What do research funders think about experimenting with grant allocation?

On the 1st December we welcomed around 170 participants in an online workshop to unpick the evidence around experimenting with the funding decision process. The event was co-hosted with the Swiss National Science Foundation (SNSF) and the European Molecular Biology Organization (EMBO).  

Together, we explored two of our latest working papers – The experimental research funder’s handbook and Why draw lots? – as well as four case studies of funders experimenting with partial randomisation.   

Read the speakers’ slides from the event and below we share some of the discussion from the day. 

June 2022 update: An updated version of The experimental research funder’s handbook is now available.  

Knowing where to start – using the right tools and resources 

Funders interested in experimenting with grant allocation don’t have to start from scratch. In part 1 of The experimental research funder’s handbook, we describe and signpost tools that can be used to build robust funding experiments. For example, helping organisations know how to gather information, understand the problem, and design a testable intervention.

To make it easier to turn theory into practice, the handbook walks through a series of case studies where these tools and methods have been used to investigate common problems faced by funders – such as devising experiments to explore issues with attracting applicants, selecting reviewers and assessing proposals. 

Lessons learned from case studies  

An increasing number of funders are experimenting with new ways of allocating grants. Sharing what they did paves the way for other funders to consider whether experimenting is right for them and what might be the best way to design and evaluate interventions. 

Attendees heard from four funders who have experimented with partial randomisation – a process that complements peer review for allocating research funding by applying a randomisation process at particular points, in order to select among recommended proposals.

The design of the randomisation process varied across each case study and raised a range of in-depth questions on how to run experiments in practice, such as whether it’s better to draw lots using a manual drum or software? And should successful applicants be told whether they’re selected by a review panel or draw? 

Hearing from those who have already experimented with their funding models helped attendees understand the reality of doing it themselves. For example, it was a surprise to learn that partial randomisation does not necessarily save time for applicants or panel reviewers in practice, compared with more conventional funding approaches. 

Speakers shared that surveys of applicants and evaluations have so far found good levels of acceptance of the use of partial randomisation in their schemes. Two of the funders have expanded their use of partial randomisation into more schemes.  

You can read the full case studies in part 2 of The experimental research funder’s handbook

More research is needed into randomisation approaches for scientific funding

To date, there has been limited research into how people involved in the scientific funding process feel about partial randomisation. Our report, Why draw lots?, is the first time motivations have been compared across funders who currently use – or plan to use – partial randomisation. 
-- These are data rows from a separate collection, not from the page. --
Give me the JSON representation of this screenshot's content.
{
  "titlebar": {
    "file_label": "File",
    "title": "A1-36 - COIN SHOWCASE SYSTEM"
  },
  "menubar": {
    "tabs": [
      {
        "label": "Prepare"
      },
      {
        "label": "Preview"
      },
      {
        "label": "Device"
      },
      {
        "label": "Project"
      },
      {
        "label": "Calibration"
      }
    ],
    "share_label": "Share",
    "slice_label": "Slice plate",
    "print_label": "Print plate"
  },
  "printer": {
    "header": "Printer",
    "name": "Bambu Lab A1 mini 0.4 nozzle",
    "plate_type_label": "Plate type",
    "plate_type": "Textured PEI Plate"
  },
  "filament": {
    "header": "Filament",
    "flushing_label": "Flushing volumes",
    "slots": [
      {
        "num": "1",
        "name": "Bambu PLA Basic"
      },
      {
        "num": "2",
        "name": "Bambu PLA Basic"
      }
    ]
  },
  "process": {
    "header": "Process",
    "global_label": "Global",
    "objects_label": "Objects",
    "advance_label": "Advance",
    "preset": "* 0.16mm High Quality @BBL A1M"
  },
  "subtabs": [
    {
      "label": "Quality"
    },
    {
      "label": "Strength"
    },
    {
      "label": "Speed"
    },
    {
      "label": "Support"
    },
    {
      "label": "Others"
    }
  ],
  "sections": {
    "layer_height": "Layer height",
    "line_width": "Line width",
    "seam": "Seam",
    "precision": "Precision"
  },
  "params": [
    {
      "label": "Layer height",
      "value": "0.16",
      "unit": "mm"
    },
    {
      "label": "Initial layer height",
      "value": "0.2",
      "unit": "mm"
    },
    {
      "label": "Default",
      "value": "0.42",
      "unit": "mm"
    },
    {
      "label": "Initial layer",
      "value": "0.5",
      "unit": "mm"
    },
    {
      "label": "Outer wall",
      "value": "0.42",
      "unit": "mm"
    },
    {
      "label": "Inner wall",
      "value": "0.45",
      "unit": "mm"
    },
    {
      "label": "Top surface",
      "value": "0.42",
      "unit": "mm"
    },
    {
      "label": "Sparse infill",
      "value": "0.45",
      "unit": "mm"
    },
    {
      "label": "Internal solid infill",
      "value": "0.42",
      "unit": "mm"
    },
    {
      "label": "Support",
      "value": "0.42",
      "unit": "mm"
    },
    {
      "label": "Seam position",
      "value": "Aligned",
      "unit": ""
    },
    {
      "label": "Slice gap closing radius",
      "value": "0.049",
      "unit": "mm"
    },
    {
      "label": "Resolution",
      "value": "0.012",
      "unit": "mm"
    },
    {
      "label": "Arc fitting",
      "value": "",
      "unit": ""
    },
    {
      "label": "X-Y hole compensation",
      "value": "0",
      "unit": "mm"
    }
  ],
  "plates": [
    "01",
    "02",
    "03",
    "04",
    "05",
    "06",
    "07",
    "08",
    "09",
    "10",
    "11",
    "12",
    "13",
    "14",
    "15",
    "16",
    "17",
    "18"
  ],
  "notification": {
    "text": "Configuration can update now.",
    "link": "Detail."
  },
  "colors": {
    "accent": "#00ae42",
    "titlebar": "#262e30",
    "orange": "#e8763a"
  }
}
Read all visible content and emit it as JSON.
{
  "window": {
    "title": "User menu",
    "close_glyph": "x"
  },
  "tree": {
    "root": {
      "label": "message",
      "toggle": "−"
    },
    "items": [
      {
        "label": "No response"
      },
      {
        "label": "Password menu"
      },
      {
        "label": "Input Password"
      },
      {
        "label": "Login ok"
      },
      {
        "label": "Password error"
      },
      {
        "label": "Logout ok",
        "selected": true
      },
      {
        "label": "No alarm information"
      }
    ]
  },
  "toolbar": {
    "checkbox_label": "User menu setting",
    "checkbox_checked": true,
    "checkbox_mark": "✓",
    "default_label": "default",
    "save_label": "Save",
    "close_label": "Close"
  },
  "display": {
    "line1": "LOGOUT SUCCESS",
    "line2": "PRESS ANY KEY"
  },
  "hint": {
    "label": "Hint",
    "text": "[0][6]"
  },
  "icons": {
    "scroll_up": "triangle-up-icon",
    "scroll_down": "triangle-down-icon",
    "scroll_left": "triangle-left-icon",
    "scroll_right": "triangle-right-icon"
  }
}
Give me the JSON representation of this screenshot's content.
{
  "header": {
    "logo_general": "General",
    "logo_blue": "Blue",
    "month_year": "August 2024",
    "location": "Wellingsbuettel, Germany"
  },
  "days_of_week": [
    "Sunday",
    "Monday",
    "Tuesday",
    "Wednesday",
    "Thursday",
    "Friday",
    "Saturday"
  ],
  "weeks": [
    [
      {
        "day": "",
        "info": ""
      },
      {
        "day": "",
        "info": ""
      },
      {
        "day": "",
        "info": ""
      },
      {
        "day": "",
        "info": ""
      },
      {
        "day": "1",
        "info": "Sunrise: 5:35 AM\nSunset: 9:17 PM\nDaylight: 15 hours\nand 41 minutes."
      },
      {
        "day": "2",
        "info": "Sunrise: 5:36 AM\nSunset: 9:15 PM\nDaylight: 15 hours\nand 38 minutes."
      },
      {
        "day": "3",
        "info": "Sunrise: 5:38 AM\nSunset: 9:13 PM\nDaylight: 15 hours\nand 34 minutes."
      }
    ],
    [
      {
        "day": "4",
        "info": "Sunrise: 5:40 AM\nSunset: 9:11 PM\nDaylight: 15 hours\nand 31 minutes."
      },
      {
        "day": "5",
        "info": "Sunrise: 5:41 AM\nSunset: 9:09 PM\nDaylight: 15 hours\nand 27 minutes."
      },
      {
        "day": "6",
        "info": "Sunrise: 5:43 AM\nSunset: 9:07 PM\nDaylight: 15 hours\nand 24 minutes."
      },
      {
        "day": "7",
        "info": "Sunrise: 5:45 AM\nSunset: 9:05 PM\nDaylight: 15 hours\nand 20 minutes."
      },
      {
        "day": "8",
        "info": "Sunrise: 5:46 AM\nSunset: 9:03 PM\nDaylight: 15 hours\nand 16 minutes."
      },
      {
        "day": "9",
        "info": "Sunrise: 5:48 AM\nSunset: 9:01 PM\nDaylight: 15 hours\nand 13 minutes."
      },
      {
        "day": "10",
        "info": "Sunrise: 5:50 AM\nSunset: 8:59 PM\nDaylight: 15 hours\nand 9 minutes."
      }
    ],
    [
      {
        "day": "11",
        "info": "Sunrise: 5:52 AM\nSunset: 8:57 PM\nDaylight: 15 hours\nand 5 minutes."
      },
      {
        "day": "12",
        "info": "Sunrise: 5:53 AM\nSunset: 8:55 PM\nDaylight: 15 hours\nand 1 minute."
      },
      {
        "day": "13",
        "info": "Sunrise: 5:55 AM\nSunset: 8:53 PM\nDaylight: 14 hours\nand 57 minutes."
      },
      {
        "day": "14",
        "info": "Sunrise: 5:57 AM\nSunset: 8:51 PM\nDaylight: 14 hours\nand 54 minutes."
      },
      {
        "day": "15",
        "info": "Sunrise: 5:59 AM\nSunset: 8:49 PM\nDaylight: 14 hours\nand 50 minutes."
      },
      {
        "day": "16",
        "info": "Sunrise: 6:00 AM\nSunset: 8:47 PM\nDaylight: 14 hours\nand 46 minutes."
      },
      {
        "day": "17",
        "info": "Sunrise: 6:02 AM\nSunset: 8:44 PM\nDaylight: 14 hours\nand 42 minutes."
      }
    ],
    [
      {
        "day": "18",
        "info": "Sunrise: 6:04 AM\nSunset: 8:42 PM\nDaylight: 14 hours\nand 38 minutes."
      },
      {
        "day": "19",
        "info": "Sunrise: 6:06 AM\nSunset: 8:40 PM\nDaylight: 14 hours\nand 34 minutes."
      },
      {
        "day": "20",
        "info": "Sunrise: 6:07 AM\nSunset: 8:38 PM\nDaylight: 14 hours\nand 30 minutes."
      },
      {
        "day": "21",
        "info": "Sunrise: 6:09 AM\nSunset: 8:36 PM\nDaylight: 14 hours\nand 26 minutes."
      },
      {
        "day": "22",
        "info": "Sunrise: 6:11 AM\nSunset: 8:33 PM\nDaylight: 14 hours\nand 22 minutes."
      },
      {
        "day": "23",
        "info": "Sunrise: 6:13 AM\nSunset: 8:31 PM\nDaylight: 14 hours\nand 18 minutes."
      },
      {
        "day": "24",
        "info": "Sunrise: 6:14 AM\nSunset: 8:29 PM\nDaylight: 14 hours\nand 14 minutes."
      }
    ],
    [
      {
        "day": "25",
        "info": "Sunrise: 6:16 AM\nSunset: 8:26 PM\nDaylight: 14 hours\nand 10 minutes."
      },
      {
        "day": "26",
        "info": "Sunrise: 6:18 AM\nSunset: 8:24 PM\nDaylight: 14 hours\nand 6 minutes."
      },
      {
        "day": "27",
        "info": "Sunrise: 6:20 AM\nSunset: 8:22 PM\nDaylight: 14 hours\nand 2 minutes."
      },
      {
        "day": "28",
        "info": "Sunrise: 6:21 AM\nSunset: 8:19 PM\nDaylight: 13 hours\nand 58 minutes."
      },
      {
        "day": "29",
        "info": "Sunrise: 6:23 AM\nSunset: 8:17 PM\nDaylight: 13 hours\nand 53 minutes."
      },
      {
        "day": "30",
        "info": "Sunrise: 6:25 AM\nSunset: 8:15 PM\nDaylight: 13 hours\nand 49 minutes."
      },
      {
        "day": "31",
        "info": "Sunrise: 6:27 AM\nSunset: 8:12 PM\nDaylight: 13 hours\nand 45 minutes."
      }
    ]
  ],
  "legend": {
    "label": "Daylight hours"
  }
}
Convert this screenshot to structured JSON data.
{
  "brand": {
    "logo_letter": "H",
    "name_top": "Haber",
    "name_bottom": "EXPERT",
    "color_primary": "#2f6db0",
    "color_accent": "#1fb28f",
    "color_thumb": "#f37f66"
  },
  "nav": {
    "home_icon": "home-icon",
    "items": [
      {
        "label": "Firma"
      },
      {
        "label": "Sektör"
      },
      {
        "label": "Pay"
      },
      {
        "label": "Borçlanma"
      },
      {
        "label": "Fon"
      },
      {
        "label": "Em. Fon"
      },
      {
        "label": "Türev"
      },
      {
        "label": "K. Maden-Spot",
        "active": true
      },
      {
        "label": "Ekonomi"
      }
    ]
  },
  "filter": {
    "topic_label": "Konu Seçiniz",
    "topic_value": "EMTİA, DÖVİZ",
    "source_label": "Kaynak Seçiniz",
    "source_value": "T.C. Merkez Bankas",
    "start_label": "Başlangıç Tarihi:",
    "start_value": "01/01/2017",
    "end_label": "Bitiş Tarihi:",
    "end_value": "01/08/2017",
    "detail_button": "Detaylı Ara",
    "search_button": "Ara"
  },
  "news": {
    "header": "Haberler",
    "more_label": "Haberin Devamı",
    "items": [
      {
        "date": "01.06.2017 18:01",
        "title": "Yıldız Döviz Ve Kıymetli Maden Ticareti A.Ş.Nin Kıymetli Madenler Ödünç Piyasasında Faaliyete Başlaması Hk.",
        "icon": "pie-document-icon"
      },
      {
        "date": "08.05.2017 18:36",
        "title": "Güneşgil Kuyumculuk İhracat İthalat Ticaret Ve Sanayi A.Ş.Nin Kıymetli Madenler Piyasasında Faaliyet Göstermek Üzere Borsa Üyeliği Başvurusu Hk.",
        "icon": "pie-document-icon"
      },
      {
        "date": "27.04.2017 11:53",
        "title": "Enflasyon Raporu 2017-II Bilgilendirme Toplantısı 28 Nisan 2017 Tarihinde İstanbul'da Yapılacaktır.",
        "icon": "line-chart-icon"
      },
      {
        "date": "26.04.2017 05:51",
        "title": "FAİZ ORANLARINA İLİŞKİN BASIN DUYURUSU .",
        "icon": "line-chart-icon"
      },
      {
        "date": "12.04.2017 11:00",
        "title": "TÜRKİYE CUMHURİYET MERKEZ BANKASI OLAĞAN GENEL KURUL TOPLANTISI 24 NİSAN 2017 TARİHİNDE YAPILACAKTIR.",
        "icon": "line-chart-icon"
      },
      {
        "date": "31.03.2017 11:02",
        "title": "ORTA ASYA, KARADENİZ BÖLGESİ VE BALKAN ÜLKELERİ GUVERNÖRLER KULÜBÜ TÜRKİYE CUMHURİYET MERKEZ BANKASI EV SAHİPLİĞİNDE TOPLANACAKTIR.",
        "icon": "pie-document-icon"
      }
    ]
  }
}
Attendees felt reassured that fairness – both within the funding system and from the perspective of applicants – is the strongest theme to emerge from our study. However, it was acknowledged that there’s more nuance to tease out around levels of acceptance and the emotions around funding decisions. For example, do attitudes towards randomly allocated funding differ if an applicant has a good or poor relationship with a funder? And is acceptance of the process higher among applicants who also view peer review as a type of lottery? 

Known unknowns: what we still need to find out about randomisation in research funding

While arguments for using partial randomisation in research funding are increasingly well known, and trials considered successful, several unanswered questions and challenges remain around its widespread use:

  • How do funders decide when it’s right to expand the use of partial randomisation beyond small-scale trials? Lengthy funding cycles and slow-moving processes mean that the benefits of new approaches can only be measured in the long-term.  
  • How do we identify schemes and disciplines best suited for partial randomisation? Interdisciplinary fields, fields particularly vulnerable to bias or requiring high innovation and where it’s hardest to agree on criteria may benefit more from randomised funding approaches.
  • What are the unintended consequences or knock-on effects? For example, how might partial randomisation affect research culture around peer review and research assessment? And will it affect the way projects and applications are developed? 

These questions and more are fruitful areas for further research. 

Opportunities to get involved

After a fascinating discussion, attendees and speakers reflected on the need to come together to explore the pragmatic realities of experimenting with grant allocation. Working with RoRI and our community of partners helps to boost capacity and resources to tackle shared issues across the research ecosystem.

Together with our partners, we’re co-designing new experiments in research funding to get underway in 2022. Get in touch if you’d like to work with us to explore how you can use experiments, access support to design an experiment, or learn from experiments already underway.

Read more in our summary and a news item in the Times Higher Education.